[Start of Attachment]
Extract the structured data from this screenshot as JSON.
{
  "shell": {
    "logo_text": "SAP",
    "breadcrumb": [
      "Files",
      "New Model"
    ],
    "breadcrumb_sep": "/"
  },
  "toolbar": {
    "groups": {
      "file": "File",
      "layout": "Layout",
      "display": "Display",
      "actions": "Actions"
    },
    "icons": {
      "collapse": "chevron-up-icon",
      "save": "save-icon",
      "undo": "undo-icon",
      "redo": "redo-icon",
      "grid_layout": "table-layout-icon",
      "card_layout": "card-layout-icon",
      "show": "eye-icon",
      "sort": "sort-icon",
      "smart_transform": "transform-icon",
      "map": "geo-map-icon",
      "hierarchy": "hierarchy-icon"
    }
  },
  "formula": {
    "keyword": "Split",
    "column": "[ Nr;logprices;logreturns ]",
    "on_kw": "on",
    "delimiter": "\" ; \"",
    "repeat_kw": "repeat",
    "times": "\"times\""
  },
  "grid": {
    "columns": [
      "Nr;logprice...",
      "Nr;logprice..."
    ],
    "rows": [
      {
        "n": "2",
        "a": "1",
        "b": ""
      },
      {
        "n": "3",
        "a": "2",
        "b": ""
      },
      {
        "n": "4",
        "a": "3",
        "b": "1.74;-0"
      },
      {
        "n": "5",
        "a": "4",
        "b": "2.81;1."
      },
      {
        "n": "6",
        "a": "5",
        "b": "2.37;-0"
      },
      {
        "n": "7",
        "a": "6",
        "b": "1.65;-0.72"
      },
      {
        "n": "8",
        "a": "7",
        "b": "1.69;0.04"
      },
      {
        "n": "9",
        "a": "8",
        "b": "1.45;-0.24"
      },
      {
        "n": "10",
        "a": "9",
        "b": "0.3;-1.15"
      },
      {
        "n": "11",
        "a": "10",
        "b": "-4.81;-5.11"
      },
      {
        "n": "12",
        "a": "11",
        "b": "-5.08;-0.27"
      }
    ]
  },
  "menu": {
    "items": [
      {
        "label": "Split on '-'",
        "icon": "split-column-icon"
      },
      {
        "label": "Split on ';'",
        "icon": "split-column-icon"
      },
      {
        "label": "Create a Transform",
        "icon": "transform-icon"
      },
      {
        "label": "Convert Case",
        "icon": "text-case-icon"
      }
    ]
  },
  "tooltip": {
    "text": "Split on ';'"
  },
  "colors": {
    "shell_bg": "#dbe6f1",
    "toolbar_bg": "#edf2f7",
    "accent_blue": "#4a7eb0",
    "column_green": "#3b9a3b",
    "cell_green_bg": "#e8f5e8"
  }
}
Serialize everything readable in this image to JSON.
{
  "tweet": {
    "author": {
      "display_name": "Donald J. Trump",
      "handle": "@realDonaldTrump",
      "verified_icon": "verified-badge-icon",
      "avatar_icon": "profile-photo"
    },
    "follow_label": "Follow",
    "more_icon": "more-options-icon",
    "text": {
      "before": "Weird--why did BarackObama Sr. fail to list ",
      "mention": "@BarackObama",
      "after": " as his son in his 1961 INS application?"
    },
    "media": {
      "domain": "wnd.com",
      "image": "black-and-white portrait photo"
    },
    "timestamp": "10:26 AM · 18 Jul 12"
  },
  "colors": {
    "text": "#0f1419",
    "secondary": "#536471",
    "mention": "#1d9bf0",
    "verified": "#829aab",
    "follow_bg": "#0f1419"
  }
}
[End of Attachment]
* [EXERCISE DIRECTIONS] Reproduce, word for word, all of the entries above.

* [OUTPUT]
Extract the structured data from this screenshot as JSON.
{
  "shell": {
    "logo_text": "SAP",
    "breadcrumb": [
      "Files",
      "New Model"
    ],
    "breadcrumb_sep": "/"
  },
  "toolbar": {
    "groups": {
      "file": "File",
      "layout": "Layout",
      "display": "Display",
      "actions": "Actions"
    },
    "icons": {
      "collapse": "chevron-up-icon",
      "save": "save-icon",
      "undo": "undo-icon",
      "redo": "redo-icon",
      "grid_layout": "table-layout-icon",
      "card_layout": "card-layout-icon",
      "show": "eye-icon",
      "sort": "sort-icon",
      "smart_transform": "transform-icon",
      "map": "geo-map-icon",
      "hierarchy": "hierarchy-icon"
    }
  },
  "formula": {
    "keyword": "Split",
    "column": "[ Nr;logprices;logreturns ]",
    "on_kw": "on",
    "delimiter": "\" ; \"",
    "repeat_kw": "repeat",
    "times": "\"times\""
  },
  "grid": {
    "columns": [
      "Nr;logprice...",
      "Nr;logprice..."
    ],
    "rows": [
      {
        "n": "2",
        "a": "1",
        "b": ""
      },
      {
        "n": "3",
        "a": "2",
        "b": ""
      },
      {
        "n": "4",
        "a": "3",
        "b": "1.74;-0"
      },
      {
        "n": "5",
        "a": "4",
        "b": "2.81;1."
      },
      {
        "n": "6",
        "a": "5",
        "b": "2.37;-0"
      },
      {
        "n": "7",
        "a": "6",
        "b": "1.65;-0.72"
      },
      {
        "n": "8",
        "a": "7",
        "b": "1.69;0.04"
      },
      {
        "n": "9",
        "a": "8",
        "b": "1.45;-0.24"
      },
      {
        "n": "10",
        "a": "9",
        "b": "0.3;-1.15"
      },
      {
        "n": "11",
        "a": "10",
        "b": "-4.81;-5.11"
      },
      {
        "n": "12",
        "a": "11",
        "b": "-5.08;-0.27"
      }
    ]
  },
  "menu": {
    "items": [
      {
        "label": "Split on '-'",
        "icon": "split-column-icon"
      },
      {
        "label": "Split on ';'",
        "icon": "split-column-icon"
      },
      {
        "label": "Create a Transform",
        "icon": "transform-icon"
      },
      {
        "label": "Convert Case",
        "icon": "text-case-icon"
      }
    ]
  },
  "tooltip": {
    "text": "Split on ';'"
  },
  "colors": {
    "shell_bg": "#dbe6f1",
    "toolbar_bg": "#edf2f7",
    "accent_blue": "#4a7eb0",
    "column_green": "#3b9a3b",
    "cell_green_bg": "#e8f5e8"
  }
}
Serialize everything readable in this image to JSON.
{
  "tweet": {
    "author": {
      "display_name": "Donald J. Trump",
      "handle": "@realDonaldTrump",
      "verified_icon": "verified-badge-icon",
      "avatar_icon": "profile-photo"
    },
    "follow_label": "Follow",
    "more_icon": "more-options-icon",
    "text": {
      "before": "Weird--why did BarackObama Sr. fail to list ",
      "mention": "@BarackObama",
      "after": " as his son in his 1961 INS application?"
    },
    "media": {
      "domain": "wnd.com",
      "image": "black-and-white portrait photo"
    },
    "timestamp": "10:26 AM · 18 Jul 12"
  },
  "colors": {
    "text": "#0f1419",
    "secondary": "#536471",
    "mention": "#1d9bf0",
    "verified": "#829aab",
    "follow_bg": "#0f1419"
  }
}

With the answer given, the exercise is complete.